Then I became obsessed with the idea of leaving DC.
Then I became obsessed with the idea of leaving recruiting altogether.
My family, who I’d told about my dark thoughts thought I was losing my mind. I was, I knew, but I knew what I was doing, I swatted the concern away like a pesky insect. I knew it might look, outwardly, like madness, but with Dani breathing life back into my days and the series of random obsessions that I allowed to consume me, I had a purpose once again. I slowly turned back into a human being. Could eat. Could sleep.
But if my family thought my return to the world of sanity meant I would abandon my new obsessions, they were completely wrong.
The twin preoccupations of leaving DC and leaving recruiting consumed me. I looked at programs for cybersecurity, networking, programming. I looked at schools, bootcamps, and certifications. I looked at towns, cities, and states. What seemed outwardly like a complete mental breakdown and entirely rambling thinking was actually profoundly clear, and organized, just with the convoluted inner logic of a dream, the pragmatism ordered around axis invisible and incomprehensible to anyone else.
I don’t remember how I landed on software engineering, but it was one rapidfire random decision after another. Each stupidly bold decision I made felt entirely perfect and preordained the moment I made it. Yes, of COURSE software engineering. Yes, of COURSE Raleigh, North Carolina. No matter that I had no qualifications for the field, nor any ties to the region.
My choices were completely stupid, but somehow also good? It was an intoxicating, unhinged mix of letting myself be ruled by inner desires for once instead of the “right” or “smart” thing to do, and reaction at having been brought so low and chewed up by DC and the jobs I’d had there and people I’d lost there. I entered some kind of frenetic fabulousness and was driven forward by relentless hunger and spark.
I made my entrance to bootcamp world about as smoothly as I’d make my exit from it: I began by failing so spectacularly at the Grace Hopper entrance exam that the rejection didn’t even have platitudes like “try to apply again after studying some more!”.
At the less-good bootcamp I did get into, I nearly flunked the first unit of bootcamp and finished very much in the middle of the pack of those who graduated. I bombed interviews, absolutely flailed in the face of Fibonacci code challenges, stammered through recruiter calls, stumbled through phone screens. I got poor enough that I even took a recruiting contract for a month or so there.
But I prevailed.

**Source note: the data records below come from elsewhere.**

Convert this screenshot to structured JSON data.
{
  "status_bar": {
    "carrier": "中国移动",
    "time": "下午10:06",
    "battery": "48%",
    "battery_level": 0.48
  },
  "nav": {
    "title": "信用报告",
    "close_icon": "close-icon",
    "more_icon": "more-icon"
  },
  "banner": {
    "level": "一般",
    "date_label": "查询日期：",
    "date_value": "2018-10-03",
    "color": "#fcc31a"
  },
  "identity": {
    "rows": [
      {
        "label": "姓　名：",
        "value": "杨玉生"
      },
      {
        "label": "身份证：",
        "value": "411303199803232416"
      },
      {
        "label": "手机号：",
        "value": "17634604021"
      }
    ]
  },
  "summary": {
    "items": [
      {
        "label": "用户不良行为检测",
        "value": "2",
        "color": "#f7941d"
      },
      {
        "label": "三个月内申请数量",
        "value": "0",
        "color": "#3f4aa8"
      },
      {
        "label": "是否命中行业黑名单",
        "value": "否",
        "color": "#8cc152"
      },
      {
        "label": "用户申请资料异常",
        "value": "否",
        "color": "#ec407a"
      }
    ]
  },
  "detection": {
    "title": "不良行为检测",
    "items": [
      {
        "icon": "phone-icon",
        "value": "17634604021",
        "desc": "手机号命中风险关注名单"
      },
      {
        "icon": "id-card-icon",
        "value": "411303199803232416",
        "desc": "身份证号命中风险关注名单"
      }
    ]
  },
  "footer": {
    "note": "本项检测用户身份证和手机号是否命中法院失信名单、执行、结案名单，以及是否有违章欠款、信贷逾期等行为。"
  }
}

I can’t say I would wish for any of what happened, but I can’t truly regret most of it either: would I be here? Six figures within two years of working as a programmer. Lead in three. Bought my own house at 29. Finished the software engineering degree. Bought a beautiful home. To the surprise of myself and everyone else, fell madly in love with North Carolina. To the surprise of myself and everyone else, became a pretty damn good software engineer. Became an avid hiker. Got into better shape than I’d been since high school. Had patents issued for my work.
So as I sit here now, thinking of all the risk and turmoil and work involved with blowing up my life once again and leaving for another country, maybe it isn’t so crazy to be left with hope. That entire horrible year, 2015, cut deep, but now what am I left to think but, “I’ve done more with less”, faced with this new challenge?
Even though it was the messiest, saddest, and in some ways most pathetic point in my life it is what I am proudest of, without a doubt. That manic, foolish girl who said “if I’m going to go crazy, I’m going to do it right so fuck all y’all in DC I’m moving to North Carolina and becoming a software engineer”. The version before the success came, with no guarantee it would, who was willing to roll the dice anyway.
If you’ve made it this far thanks for reading, and I raise my glass tonight to all of us brave enough to nuke our lives and give starting over a try. We’ll see if I have one more trick up my sleeve and can make it work this time with Canada <3
Thanks for reading JTK’s Substack! Subscribe for free to receive new posts and support my work.